Director Darren Lynn Bousman (St. Agatha) brings us a story that delves into the strange and foreign backdrop of a small Taiwanese village, utilizing the viewer’s sense of xenophobia to drive this supernatural plot. While the film presents a mysterious story and chilling visuals, Death of Me tries too hard to conceal a surprise ending where the payoff does not necessarily merit the bland and shaky setup leading up to it. As a film about the unseen truths of forgotten, ancient tradition, it falls short of uniqueness and originality.
Death of Me tells the story of a husband and wife on a photo-journalist getaway during an ancient holiday festival on a small island off the coast of Taiwan. The two awake hungover and unable to remember the night before. Finding their passports and one cellphone missing, Neil (Luke Hemsworth, Hickok) finds a video on his phone, which reveals that, the night before, he murdered his wife Christine (Maggie Q, Fantasy Island). Yet somehow, his wife is alive and well next to him as they watch the video! How is that possible, and what happened to this couple the night before that the people on the island are (suspiciously) not telling them?
What’s interesting about Death of Me is the way it uses and revisits the supporting cast members to create a more-than-supernatural reasoning to be afraid. The imagery and set/costume design of a culture with primordial, if not unexplainably creepy, traditions allows for a detachment from reality. The villainous presence in the story is not solely the demons and spirits that torment the undead Christine, but the secret that seemingly everyone on this small Taiwanese island refuses to explain. The establishment of Christine and Neil not being able to trust anyone on the island gives the film a very real, relatable and gradual terror, if not one relying on convenient and improbable circumstances.
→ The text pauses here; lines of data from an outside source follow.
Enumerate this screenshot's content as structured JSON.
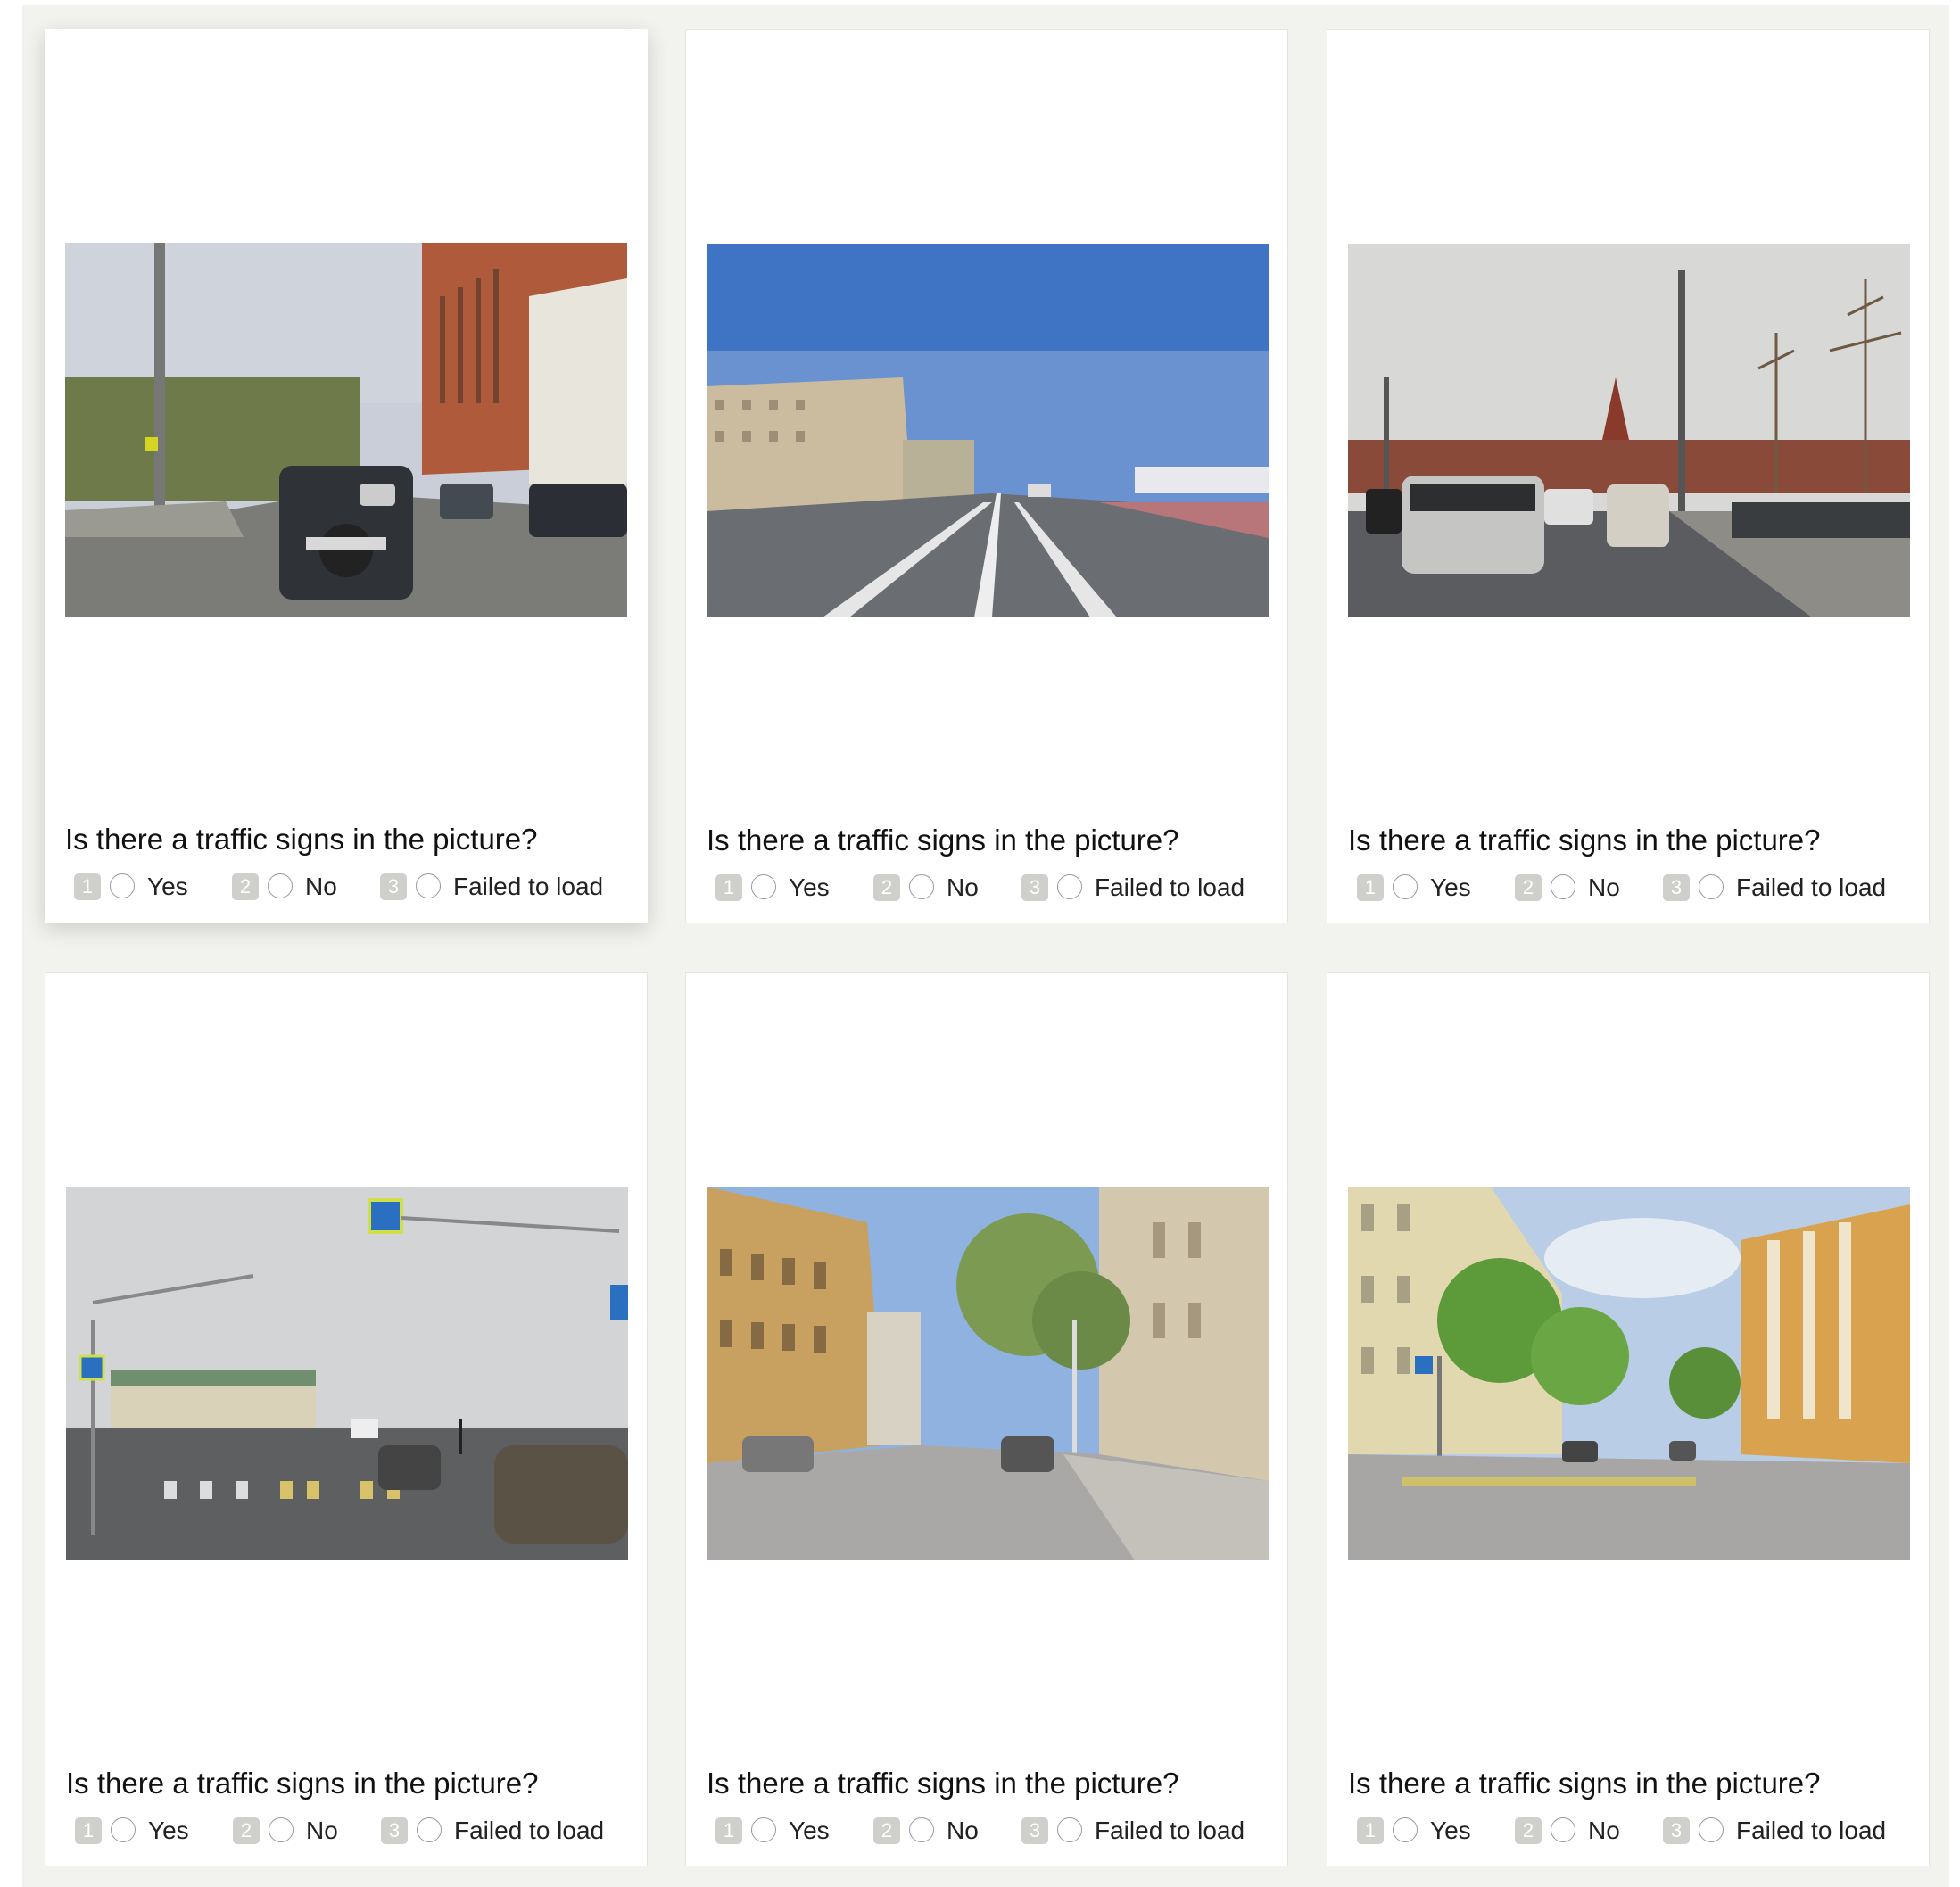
{
  "question": "Is there a traffic signs in the picture?",
  "options": [
    {
      "hotkey": "1",
      "label": "Yes"
    },
    {
      "hotkey": "2",
      "label": "No"
    },
    {
      "hotkey": "3",
      "label": "Failed to load"
    }
  ],
  "cards": [
    {
      "image": "street-brick-building-suv-photo"
    },
    {
      "image": "wide-avenue-blue-sky-photo"
    },
    {
      "image": "kremlin-embankment-traffic-photo"
    },
    {
      "image": "intersection-pedestrian-crossing-signs-photo"
    },
    {
      "image": "tree-lined-street-buildings-photo"
    },
    {
      "image": "yellow-buildings-crosswalk-photo"
    }
  ],
  "colors": {
    "panel_background": "#f2f2ee",
    "card_background": "#ffffff",
    "hotkey_badge": "#cfcfcc"
  }
}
Unfortunately, Death of Me plays a little too heavily on the theme of xenophobia as a technique to instill fear in the viewer, resulting in a pressing sense of unbelievability. Christine and Neil are written very poorly through the exposition, ranging from stale dialogue to losing common sense in order to find themselves in conflict. The use of horrifying imagery and gore comes across as out of place and random, and doesn’t quite come together to explain itself once the veil has been raised. Director Bousman remains focused on getting the viewer through the adventure and, in anticipation of the grand finale, loses coherence long before the final reveal.